YOUR INSTRUCTIONS |
A complete answer lists every line of the entries below where the string "JSON" appears.

MATERIAL PROVIDED |
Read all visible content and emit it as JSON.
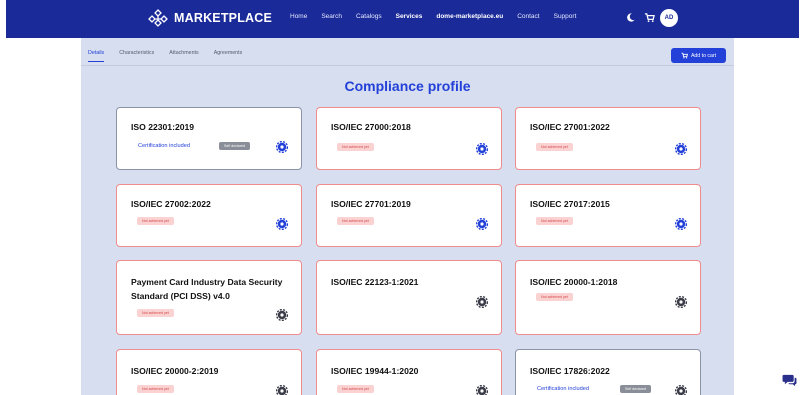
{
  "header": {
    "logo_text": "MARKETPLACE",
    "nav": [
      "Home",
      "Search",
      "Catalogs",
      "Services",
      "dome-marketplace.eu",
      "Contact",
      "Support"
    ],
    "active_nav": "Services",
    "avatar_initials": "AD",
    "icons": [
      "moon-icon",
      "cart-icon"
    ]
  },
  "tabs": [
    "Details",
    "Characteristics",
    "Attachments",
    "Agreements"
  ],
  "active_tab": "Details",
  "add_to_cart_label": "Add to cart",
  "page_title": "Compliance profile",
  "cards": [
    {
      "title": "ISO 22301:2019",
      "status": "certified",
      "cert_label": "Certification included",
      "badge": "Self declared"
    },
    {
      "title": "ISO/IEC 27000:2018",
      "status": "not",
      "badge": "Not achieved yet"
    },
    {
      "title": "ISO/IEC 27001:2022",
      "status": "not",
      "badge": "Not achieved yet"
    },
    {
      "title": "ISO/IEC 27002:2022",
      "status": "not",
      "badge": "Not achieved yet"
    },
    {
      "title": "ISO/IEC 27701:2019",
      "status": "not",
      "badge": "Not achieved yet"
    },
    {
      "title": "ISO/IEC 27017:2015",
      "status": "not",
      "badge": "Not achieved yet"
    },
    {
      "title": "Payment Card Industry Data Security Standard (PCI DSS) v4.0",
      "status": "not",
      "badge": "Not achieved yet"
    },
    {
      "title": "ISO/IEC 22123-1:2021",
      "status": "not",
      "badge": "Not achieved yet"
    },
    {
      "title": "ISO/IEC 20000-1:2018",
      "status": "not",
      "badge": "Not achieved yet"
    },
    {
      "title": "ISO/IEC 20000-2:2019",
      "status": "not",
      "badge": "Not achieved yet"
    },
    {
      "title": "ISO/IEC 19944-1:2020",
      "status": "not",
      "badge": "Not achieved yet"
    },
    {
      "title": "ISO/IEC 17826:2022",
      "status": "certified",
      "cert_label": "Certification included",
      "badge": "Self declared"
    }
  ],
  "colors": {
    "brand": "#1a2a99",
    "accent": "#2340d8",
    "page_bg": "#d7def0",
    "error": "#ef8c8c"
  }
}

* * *

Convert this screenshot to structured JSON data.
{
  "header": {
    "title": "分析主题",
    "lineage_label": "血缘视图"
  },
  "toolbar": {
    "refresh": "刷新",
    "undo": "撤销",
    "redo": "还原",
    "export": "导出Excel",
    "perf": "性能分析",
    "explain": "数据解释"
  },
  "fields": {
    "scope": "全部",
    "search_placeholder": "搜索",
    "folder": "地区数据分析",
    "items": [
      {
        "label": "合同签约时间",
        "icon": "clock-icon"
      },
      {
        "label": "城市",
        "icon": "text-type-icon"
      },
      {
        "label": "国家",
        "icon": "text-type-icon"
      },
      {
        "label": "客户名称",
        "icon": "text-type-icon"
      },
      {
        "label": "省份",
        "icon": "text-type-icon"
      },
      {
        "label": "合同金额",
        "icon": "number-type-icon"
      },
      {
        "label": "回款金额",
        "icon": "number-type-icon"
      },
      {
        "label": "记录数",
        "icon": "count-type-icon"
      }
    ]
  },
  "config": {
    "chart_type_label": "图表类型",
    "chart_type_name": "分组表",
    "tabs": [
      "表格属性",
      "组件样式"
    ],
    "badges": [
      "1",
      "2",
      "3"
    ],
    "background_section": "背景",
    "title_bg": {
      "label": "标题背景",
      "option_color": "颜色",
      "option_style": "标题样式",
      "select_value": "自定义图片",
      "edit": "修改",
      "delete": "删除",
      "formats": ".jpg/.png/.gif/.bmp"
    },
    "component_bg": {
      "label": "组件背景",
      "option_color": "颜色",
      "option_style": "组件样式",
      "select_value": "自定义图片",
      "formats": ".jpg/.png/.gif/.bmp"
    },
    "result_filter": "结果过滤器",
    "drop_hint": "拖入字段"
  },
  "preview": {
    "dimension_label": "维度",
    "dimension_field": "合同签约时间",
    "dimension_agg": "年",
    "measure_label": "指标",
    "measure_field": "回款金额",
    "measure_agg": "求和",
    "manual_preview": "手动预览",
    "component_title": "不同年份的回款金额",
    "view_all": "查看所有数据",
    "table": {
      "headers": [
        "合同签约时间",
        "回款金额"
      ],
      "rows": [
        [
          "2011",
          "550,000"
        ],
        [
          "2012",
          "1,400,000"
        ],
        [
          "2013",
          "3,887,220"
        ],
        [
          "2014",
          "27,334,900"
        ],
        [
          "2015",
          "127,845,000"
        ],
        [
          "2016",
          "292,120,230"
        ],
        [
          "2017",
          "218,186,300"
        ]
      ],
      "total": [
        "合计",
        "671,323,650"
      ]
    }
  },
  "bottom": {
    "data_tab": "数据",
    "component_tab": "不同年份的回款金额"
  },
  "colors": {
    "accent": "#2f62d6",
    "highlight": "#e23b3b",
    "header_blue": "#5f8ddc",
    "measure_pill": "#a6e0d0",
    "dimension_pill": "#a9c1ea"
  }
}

RESPONSE TO THIS EXERCISE |
Read all visible content and emit it as JSON.
Convert this screenshot to structured JSON data.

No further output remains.